    Going back to choosing an interface. If you want others to use the results of your generator function like a generator, i.e.

    def gen(limit: int): -> Generator[int, None, None]
        for x in range(limit):
            yield x
    g = gen(3)
    next(g)  # => 0
    g.send(10)  # => 1

    Then you should specify -> Generator[int, None, None].

    But notice that above is nonsense. You in fact can call send, but it doesn't change the execution because gen doesn't do anything with sent value (there is nothing like x = yield). Knowing that, you can limit the knowledge of people using gen and define it as -> Iterator[int]. In this way, you can make a contract with users that "my function returns iterator of integers and you should use it as such". If you later change implementation to, e.g.

    def gen(limit: int): -> Iterator[int]
        return iter(list(range(limit)))

    Those who used a returned object like Generator (because they peeked implementation) would have their code broken.

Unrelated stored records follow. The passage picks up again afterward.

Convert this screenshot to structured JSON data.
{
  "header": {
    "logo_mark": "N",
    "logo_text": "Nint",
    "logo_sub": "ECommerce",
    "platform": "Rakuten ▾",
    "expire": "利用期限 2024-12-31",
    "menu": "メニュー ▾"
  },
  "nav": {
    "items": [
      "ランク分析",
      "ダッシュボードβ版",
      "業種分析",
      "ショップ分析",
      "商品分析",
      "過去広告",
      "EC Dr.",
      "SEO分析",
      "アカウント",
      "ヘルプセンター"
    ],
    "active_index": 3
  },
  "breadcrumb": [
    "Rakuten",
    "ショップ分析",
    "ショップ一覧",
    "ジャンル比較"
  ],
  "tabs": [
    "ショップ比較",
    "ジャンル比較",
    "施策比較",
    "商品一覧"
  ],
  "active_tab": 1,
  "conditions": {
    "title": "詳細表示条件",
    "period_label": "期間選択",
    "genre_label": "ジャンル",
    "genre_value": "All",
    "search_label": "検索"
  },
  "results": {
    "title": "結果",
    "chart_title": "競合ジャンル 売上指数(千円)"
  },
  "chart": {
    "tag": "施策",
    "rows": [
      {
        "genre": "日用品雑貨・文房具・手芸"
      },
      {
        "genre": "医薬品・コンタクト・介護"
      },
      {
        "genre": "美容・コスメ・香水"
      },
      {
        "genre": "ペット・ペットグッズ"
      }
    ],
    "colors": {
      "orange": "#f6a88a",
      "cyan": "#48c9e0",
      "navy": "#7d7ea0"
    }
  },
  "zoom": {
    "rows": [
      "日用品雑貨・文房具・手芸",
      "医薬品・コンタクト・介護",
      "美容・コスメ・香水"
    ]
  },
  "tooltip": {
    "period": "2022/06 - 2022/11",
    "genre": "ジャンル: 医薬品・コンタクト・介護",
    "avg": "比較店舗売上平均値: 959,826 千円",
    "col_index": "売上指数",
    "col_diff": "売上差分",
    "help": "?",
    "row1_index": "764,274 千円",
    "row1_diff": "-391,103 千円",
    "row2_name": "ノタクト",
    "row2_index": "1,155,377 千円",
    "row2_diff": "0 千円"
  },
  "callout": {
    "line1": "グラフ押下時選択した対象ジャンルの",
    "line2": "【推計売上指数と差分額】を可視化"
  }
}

However, you shouldn't be bothered by that because they used it in a different way to the way specified in your contract. As such, this kind of breakage is not your responsibility.

    Put simply, if you end up with Generator[Something, None, None] (two Nones) then consider Iterable[Something] or Iterator[Something].

    The same goes for Iterator vs Iterable. If you want your users to be able to use your object only with the iter function (and thus be used in iteration context e.g. [x for x in g]), then use Iterable. If you want them to use both next and iter on the object, use Iterator.


    This line of thought applies mostly to the annotated type of returned values. In the case of parameters, you should specify the types according to what interface (read: methods/functions) you want to use on that object inside your function.